But that’s not the type of affordable housing Hensarling and Corker (and the big banks) are referring to. Both Corker-Warner bills (1.0 and 2.0) as well as Hensarling’s PATH Act include a provision requiring credit guarantors to contribute an amount equal to a certain percentage of their outstanding credit guarantees–typically between 5 and 10 basis points–to an “affordable housing fund,’ whose proceeds would be used to subsidize certain types of affordable housing programs. Guarantors, of course, would have to add this affordable housing fee to the guaranty fees they charge, so other homebuyers would end up bearing it. (Banks are big fans of this approach to affordable housing, because they don’t have to pay it; the fee only gets charged when a loan is sold into the secondary market, making it in effect a tax on secondary market financing, from which primary market originators are exempt.) Fannie and Freddie currently have a similar fee–created by the 2008 Housing and Economic Recovery Act–but it’s set at a fixed 4.2 basis points. Corker and Hensarling are telling Democrats, apparently, that if they want more than 4.2 basis points per year going into an affordable housing fund they’ll have to pass legislation to get it.
That’s true. But Corker and Hensarling are silent about the OTHER, much larger, aspect of affordable housing–the cost and availability of mortgages made to people with low and moderate incomes. The key to these is capital, and Corker and Hensarling both would require credit guarantors to hold large fixed, “bank-like,” amounts of capital, which would unnecessarily push up guaranty fees for millions of affordable housing borrowers. When you take into account both definitions of affordable housing, homebuyers would be much better off passing on legislative reform and pushing for administrative reform that includes a true risk-based capital standard, which would keep guaranty fees as low as possible while still providing a very high level of taxpayer protection.
The Stevens piece you linked gives his arguments for why he thinks the goals draft 29 is trying to achieve are good ones.
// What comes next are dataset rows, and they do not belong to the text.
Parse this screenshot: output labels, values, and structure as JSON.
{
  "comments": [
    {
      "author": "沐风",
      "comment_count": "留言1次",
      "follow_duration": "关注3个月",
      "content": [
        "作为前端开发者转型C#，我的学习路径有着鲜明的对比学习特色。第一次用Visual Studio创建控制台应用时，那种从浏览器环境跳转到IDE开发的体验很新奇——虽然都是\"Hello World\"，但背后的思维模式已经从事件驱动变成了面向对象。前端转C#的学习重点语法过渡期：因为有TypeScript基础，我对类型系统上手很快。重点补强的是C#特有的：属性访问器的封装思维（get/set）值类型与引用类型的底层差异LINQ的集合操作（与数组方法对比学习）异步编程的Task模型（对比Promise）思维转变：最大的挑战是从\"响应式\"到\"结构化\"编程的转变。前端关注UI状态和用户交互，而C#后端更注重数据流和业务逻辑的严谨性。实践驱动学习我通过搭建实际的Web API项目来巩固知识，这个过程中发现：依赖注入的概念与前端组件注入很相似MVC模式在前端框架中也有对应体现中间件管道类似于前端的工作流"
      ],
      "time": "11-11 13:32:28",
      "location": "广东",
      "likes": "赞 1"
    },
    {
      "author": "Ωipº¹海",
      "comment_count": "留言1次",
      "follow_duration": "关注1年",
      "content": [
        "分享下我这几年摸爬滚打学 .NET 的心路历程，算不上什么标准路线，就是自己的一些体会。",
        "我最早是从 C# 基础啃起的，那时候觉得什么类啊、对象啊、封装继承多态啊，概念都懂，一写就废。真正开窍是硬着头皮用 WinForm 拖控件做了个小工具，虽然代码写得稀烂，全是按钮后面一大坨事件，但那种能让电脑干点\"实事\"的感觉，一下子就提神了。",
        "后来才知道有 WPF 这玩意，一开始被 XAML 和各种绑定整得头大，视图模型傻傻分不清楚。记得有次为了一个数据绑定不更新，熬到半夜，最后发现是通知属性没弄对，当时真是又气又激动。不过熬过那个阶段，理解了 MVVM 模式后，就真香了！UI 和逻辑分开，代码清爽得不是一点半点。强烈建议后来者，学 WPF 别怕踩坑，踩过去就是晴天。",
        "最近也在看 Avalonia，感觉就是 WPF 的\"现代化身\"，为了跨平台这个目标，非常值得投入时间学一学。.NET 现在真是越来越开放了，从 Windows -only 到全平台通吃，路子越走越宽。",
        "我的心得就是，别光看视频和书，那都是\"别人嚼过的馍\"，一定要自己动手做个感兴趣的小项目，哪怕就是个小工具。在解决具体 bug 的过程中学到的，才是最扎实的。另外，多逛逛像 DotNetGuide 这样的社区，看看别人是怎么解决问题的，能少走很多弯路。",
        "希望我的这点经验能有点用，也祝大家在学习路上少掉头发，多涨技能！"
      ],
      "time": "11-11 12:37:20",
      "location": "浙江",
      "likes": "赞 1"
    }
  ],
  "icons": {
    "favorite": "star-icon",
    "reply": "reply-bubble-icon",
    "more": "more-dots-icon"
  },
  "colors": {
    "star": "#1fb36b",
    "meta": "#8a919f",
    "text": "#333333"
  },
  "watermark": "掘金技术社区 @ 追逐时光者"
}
I don’t agree with much of what he says, but that’s really not the point. We’ve heard these arguments before, and here as in prior pieces Stevens says nothing about how you implement the new ideas in the legislation he’s advocating. “God is in the detail,” and as I noted in this post, draft 29 leaves virtually all of that detail to be figured out by somebody else at some later time. Why? What are they waiting for?
Until somebody lays out their ideas for precisely HOW you get 5 or 6 de novo credit guarantors chartered, capitalized and up running to the point that FHFA can “certify that a competitive market exists” (which is essential to evaluating whether there is any realistic chance of raising capital for these entities), HOW they are to be capitalized (if you don’t know what their required capital is, you can’t possibly claim your new system will be effective at providing affordable housing for borrowers with family incomes at or below their area median), and HOW you navigate the legal minefield of running Fannie and Freddie through receivership before liquidating them, all of this is just lofty talk. The Moelis plan is a real plan, with concrete steps to achieve the recapitalization and release from conservatorship of Fannie and Freddie. In contrast, draft 29 is just an aspiration (or, dare I say it, a “half-as…piration”).